Trigger: Tuesday Smillie
Street Transvestites 1973 honors New York City’s vanguard trans-justice organizers: Street Transvestites Action Revolutionaries, abbreviated as STAR. Founded in 1970 by trans-activists Sylvia Rivera and Marsha P. Johnson, STAR was the first trans-justice organization in the United States. The textile work you see here is a recreation of the banner carried by STAR in the 1973 Christopher Street Liberation Day Parade, an annual event which would eventually transform into what is now know as Gay Pride, with considerably less radical politics.
Street Transvestites 1973 portrays STAR’s banner as it was captured in a photograph by Richard Wandel. The banner sags slightly and is rippled with shadows. The shadows consist of scraps of lace enriched with embellishments. Street Transvestites 1973 honors the trans-justice movement’s forbearers, celebrating and holding them up, even in history’s shadow.
The work’s reticulation of the original banner based on an archival document points to the historical erasure of trans-hirstory. Rivera and Johnson are no longer with us. The original banner is long gone. Street Transvestites 1973 attempts to recuperate their vibrant legacy, which until recently has been brushed aside by dominate heternonormative cultural narrative and the assimilationist gay rights movement alike. At the same time Street Transvestites 1973 highlights the loss caused by this hirstorical erasure. For contemporary artists and activist invested in trans-justice, the only record we have of our movement’s forbearers are archival fragments.

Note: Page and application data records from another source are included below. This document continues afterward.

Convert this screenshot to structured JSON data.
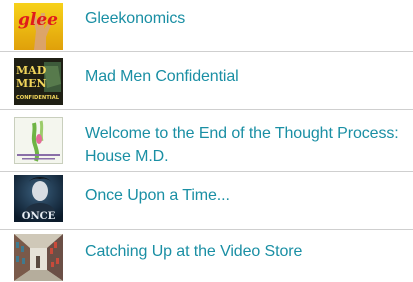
{
  "articles": [
    {
      "title": "Gleekonomics",
      "thumbnail_icon": "glee-logo-thumbnail",
      "thumbnail_text": "glee"
    },
    {
      "title": "Mad Men Confidential",
      "thumbnail_icon": "mad-men-book-cover-thumbnail",
      "thumbnail_text": "MAD MEN CONFIDENTIAL"
    },
    {
      "title": "Welcome to the End of the Thought Process: House M.D.",
      "thumbnail_icon": "house-md-thumbnail"
    },
    {
      "title": "Once Upon a Time...",
      "thumbnail_icon": "once-upon-a-time-thumbnail",
      "thumbnail_text": "ONCE"
    },
    {
      "title": "Catching Up at the Video Store",
      "thumbnail_icon": "video-store-aisle-thumbnail"
    }
  ],
  "colors": {
    "link": "#1a8fa4",
    "divider": "#cfcfcf"
  }
}
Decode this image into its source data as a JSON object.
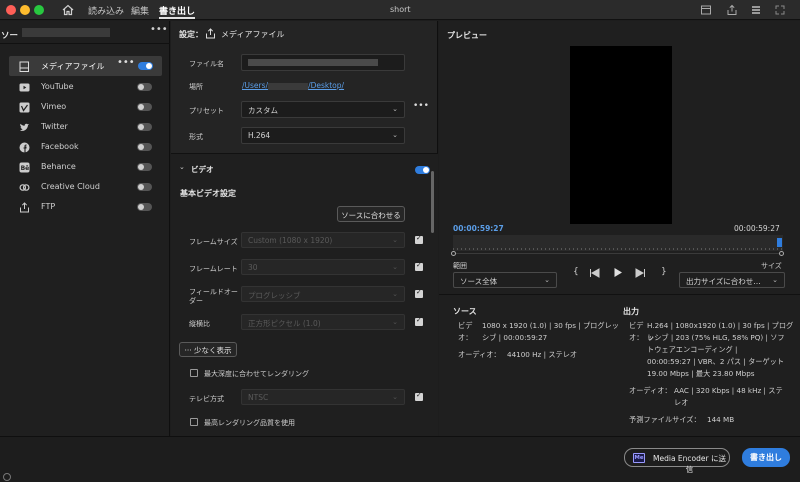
{
  "window": {
    "title": "short"
  },
  "tabs": [
    {
      "label": "読み込み"
    },
    {
      "label": "編集"
    },
    {
      "label": "書き出し"
    }
  ],
  "left": {
    "header": "ソー",
    "destinations": [
      {
        "label": "メディアファイル",
        "icon": "file-icon",
        "on": true
      },
      {
        "label": "YouTube",
        "icon": "youtube-icon",
        "on": false
      },
      {
        "label": "Vimeo",
        "icon": "vimeo-icon",
        "on": false
      },
      {
        "label": "Twitter",
        "icon": "twitter-icon",
        "on": false
      },
      {
        "label": "Facebook",
        "icon": "facebook-icon",
        "on": false
      },
      {
        "label": "Behance",
        "icon": "behance-icon",
        "on": false
      },
      {
        "label": "Creative Cloud",
        "icon": "creative-cloud-icon",
        "on": false
      },
      {
        "label": "FTP",
        "icon": "upload-icon",
        "on": false
      }
    ]
  },
  "settings": {
    "header_prefix": "設定：",
    "header_title": "メディアファイル",
    "filename_label": "ファイル名",
    "location_label": "場所",
    "location_prefix": "/Users/",
    "location_suffix": "/Desktop/",
    "preset_label": "プリセット",
    "preset_value": "カスタム",
    "format_label": "形式",
    "format_value": "H.264",
    "video_section": "ビデオ",
    "basic_title": "基本ビデオ設定",
    "match_source_btn": "ソースに合わせる",
    "frame_size_label": "フレームサイズ",
    "frame_size_value": "Custom (1080 x 1920)",
    "frame_rate_label": "フレームレート",
    "frame_rate_value": "30",
    "field_order_label_1": "フィールドオー",
    "field_order_label_2": "ダー",
    "field_order_value": "プログレッシブ",
    "aspect_label": "縦横比",
    "aspect_value": "正方形ピクセル (1.0)",
    "less_btn": "少なく表示",
    "max_depth_label": "最大深度に合わせてレンダリング",
    "tv_label": "テレビ方式",
    "tv_value": "NTSC",
    "max_quality_label": "最高レンダリング品質を使用"
  },
  "preview": {
    "header": "プレビュー",
    "tc_left": "00:00:59:27",
    "tc_right": "00:00:59:27",
    "range_label": "範囲",
    "range_value": "ソース全体",
    "size_label": "サイズ",
    "size_value": "出力サイズに合わせ…"
  },
  "source": {
    "header": "ソース",
    "video_label_1": "ビデ",
    "video_label_2": "オ：",
    "video_line1": "1080 x 1920 (1.0) | 30 fps | プログレッ",
    "video_line2": "シブ | 00:00:59:27",
    "audio_label": "オーディオ：",
    "audio_value": "44100 Hz | ステレオ"
  },
  "output": {
    "header": "出力",
    "video_label_1": "ビデ",
    "video_label_2": "オ：",
    "video_lines": [
      "H.264 | 1080x1920 (1.0) | 30 fps | プログレ",
      "ッシブ | 203 (75% HLG, 58% PQ) | ソフ",
      "トウェアエンコーディング |",
      "00:00:59:27 | VBR、2 パス | ターゲット",
      "19.00 Mbps | 最大 23.80 Mbps"
    ],
    "audio_label": "オーディオ：",
    "audio_line1": "AAC | 320 Kbps | 48 kHz | ステ",
    "audio_line2": "レオ",
    "filesize_label": "予測ファイルサイズ：",
    "filesize_value": "144 MB"
  },
  "footer": {
    "send_me": "Media Encoder に送信",
    "export": "書き出し"
  },
  "colors": {
    "accent": "#2f7dde",
    "link": "#5b9ee8",
    "timecode": "#5b9ee8"
  }
}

A note about terminology: This work documents a hirstory as it was found in the archive. In the 1970s Rivera, Johnson and their peers claimed the term “transvestite,” but as time progresses terminologies evolve. Dear viewer, please do not use the term “transvestite” when discussing transgender or gender non-conforming individuals. This term currently holds significant negative social connotation.Richard Wandel’s photograph of STAR marching in the Christopher Street Liberation Day Parade can be found in the exhibition catalog.